Patients with increasingly higher baseline viral levels had correspondingly greater reductions in viral load at day 7 with REGN-COV2 treatment. The mean log10 copies/mL reduction in viral load compared to placebo were as follows: viral load higher than 105 copies/mL: approximately 50-60% reduction compared to placebo; viral load higher than 106 copies/mL: approximately 95% reduction compared to placebo; viral load higher than 107 copies/mL: approximately 99% reduction compared to placebo.

Patients who were seronegative and/or had higher baseline viral levels also had greater benefits in terms of symptom alleviation.
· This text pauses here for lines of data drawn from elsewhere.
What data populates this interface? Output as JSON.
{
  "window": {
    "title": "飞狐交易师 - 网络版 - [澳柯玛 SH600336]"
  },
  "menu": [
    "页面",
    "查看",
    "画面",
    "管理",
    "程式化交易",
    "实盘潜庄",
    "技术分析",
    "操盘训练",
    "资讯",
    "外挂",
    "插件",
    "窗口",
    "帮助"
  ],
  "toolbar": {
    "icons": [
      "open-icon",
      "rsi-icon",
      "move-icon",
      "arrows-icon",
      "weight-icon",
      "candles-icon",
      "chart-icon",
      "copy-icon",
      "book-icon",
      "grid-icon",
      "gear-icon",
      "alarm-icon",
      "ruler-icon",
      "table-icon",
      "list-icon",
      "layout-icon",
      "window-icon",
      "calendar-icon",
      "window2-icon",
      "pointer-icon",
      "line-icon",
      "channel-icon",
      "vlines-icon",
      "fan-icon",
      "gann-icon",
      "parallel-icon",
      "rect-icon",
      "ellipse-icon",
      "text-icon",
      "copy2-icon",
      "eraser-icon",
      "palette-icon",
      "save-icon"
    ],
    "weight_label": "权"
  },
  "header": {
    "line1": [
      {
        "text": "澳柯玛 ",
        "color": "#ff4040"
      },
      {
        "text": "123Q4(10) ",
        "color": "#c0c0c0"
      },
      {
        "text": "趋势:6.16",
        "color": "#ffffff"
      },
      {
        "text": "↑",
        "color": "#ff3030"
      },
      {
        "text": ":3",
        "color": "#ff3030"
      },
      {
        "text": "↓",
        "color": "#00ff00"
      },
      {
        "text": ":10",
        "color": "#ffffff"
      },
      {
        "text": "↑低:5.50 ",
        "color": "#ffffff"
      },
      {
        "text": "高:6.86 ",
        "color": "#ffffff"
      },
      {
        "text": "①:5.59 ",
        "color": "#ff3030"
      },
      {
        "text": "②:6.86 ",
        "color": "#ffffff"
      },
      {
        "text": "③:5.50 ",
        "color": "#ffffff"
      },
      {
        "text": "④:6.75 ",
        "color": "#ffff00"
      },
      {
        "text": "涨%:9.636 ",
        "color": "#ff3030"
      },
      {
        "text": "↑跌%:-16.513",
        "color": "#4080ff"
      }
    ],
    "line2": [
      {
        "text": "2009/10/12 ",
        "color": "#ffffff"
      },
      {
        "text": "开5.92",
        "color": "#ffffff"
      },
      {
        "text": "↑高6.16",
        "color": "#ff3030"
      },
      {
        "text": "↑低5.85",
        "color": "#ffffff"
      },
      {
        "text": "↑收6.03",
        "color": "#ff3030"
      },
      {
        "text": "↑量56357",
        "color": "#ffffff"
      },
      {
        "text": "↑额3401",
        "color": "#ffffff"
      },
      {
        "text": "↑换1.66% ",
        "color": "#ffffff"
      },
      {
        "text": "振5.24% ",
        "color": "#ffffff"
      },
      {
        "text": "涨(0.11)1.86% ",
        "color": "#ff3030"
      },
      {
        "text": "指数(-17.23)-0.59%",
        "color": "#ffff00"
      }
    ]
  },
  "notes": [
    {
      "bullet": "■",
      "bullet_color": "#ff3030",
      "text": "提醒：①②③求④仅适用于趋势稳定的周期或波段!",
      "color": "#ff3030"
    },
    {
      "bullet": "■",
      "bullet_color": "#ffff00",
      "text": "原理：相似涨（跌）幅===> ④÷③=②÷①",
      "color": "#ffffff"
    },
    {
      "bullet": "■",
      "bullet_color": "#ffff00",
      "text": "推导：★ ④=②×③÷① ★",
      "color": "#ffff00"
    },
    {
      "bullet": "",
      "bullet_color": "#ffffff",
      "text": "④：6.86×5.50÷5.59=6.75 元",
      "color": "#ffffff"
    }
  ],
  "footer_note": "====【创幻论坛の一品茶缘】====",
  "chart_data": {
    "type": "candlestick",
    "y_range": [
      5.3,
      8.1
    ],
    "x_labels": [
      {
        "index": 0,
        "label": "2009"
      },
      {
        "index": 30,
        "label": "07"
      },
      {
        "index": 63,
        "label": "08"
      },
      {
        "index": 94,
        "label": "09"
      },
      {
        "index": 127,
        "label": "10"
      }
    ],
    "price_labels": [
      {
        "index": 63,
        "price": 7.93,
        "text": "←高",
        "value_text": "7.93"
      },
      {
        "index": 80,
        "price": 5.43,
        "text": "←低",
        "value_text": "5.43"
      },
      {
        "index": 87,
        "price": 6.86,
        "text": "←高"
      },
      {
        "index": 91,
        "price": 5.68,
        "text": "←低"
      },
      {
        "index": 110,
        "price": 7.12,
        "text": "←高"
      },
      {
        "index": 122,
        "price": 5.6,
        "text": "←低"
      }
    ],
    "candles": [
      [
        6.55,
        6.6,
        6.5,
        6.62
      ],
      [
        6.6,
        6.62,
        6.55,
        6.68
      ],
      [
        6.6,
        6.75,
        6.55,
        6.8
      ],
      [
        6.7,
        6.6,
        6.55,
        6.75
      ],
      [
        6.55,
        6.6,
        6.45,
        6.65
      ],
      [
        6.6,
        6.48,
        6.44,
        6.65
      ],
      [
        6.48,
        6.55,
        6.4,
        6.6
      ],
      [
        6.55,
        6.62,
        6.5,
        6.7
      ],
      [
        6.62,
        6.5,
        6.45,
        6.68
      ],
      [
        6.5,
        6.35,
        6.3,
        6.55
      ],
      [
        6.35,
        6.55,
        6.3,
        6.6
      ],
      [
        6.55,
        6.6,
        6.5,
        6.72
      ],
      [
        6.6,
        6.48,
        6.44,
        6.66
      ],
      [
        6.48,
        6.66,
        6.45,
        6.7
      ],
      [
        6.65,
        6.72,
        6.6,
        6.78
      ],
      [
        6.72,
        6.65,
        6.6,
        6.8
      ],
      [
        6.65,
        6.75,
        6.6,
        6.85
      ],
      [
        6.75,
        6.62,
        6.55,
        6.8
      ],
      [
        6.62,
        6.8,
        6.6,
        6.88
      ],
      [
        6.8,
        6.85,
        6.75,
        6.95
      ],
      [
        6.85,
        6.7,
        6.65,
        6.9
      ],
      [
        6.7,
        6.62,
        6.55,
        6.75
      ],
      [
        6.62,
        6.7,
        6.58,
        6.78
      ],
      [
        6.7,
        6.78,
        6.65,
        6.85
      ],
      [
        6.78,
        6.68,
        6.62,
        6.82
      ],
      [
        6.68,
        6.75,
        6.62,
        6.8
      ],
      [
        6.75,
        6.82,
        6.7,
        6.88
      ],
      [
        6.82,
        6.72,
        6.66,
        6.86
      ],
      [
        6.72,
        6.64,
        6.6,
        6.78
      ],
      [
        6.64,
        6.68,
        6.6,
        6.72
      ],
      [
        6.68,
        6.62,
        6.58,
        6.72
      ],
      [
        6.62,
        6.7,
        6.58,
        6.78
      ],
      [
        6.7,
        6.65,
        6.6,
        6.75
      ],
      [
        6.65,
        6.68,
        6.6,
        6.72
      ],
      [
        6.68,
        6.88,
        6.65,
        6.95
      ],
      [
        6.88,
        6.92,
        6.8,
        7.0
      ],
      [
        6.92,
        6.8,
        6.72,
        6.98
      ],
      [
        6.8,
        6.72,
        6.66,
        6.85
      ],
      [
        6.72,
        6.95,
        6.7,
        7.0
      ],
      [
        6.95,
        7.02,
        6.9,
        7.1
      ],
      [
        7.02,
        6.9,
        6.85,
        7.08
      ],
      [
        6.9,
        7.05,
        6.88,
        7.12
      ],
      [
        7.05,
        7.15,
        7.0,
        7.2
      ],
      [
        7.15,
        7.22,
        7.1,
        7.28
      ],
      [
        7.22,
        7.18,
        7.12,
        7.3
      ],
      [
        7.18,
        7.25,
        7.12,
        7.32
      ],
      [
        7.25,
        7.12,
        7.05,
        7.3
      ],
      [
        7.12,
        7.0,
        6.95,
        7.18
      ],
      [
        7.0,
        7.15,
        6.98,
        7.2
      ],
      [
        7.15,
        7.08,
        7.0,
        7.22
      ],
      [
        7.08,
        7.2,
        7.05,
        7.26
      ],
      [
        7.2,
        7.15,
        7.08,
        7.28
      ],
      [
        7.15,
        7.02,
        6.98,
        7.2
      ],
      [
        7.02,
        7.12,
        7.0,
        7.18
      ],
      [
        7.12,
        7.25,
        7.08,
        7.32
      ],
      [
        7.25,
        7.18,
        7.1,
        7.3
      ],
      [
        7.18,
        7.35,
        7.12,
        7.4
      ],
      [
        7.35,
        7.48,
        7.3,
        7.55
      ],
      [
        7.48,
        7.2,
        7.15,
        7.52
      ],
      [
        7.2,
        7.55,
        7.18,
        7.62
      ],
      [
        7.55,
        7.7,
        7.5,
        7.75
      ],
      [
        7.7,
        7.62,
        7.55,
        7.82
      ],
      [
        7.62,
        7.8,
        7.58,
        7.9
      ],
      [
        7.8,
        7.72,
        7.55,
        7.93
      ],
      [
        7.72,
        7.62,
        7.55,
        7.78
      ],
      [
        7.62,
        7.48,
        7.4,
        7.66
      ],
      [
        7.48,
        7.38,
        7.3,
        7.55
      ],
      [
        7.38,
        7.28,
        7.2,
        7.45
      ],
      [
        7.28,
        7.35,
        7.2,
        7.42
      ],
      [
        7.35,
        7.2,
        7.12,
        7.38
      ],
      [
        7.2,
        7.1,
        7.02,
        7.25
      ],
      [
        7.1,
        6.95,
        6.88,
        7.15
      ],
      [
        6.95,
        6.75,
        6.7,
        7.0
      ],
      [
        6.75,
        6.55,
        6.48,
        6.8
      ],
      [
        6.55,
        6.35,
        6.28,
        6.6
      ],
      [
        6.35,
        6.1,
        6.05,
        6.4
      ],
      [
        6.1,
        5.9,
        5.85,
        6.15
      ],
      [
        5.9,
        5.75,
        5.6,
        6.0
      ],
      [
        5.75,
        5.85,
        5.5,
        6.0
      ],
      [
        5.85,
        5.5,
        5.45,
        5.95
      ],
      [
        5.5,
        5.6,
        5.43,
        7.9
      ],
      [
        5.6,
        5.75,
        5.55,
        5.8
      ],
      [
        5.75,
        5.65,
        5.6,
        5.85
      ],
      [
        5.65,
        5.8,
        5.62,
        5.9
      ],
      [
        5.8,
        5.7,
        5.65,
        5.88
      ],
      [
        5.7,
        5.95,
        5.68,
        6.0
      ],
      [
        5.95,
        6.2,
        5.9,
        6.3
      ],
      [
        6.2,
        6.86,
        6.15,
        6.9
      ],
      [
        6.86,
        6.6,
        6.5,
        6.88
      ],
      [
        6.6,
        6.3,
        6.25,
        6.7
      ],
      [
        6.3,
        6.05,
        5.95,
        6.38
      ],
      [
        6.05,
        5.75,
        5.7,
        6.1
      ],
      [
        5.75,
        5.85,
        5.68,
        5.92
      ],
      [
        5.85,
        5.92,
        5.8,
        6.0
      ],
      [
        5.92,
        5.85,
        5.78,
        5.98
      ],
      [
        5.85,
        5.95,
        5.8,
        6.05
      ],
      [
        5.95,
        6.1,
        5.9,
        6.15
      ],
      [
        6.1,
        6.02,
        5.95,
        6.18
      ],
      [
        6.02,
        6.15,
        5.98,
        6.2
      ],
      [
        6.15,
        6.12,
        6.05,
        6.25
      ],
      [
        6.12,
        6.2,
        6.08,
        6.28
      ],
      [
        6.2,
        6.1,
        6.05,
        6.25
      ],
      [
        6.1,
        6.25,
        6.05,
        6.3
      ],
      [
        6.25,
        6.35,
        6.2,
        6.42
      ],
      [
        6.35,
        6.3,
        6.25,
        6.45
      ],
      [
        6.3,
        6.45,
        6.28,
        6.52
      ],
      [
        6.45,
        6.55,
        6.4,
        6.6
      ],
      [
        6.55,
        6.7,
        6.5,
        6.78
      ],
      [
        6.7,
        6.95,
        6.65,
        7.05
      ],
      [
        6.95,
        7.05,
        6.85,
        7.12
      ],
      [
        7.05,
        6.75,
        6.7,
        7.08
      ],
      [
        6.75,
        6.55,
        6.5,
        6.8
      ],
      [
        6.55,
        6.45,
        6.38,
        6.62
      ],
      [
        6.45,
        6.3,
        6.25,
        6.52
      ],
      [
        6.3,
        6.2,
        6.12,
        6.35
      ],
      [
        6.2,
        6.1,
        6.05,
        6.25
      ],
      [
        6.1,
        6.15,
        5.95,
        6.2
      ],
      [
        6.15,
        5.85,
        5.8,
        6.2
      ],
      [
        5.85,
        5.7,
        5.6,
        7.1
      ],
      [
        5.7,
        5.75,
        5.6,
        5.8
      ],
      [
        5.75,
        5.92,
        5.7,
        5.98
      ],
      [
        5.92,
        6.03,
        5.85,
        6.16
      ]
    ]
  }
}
Among seronegative patients, median time to symptom alleviation ( defined as symptoms becoming mild or absent ) was 13 days in placebo, 8 days in high dose ( p=0.22 ), and 6 days in low dose ( p=0.09 ).
Patients with increasing viral loads at baseline had correspondingly increasing benefit in time to symptom alleviation.

Both doses were well-tolerated. Infusion reactions were seen in 4 patients ( 2 on placebo and 2 on REGN-COV2 ). Serious adverse events occurred in 2 placebo patients, 1 low dose patient and no high dose patients. There were no deaths in the trial.

Among the first 275 patients, approximately 56% were Hispanic, 13% were African American and 64% had one or more underlying risk factors for severe COVID-19, including obesity ( more than 40% ). On average, patients were 44 years of age. In total, 49% of participants were male and 51% were female. ( Xagena )

Source: Regeneron Pharmaceuticals, 2020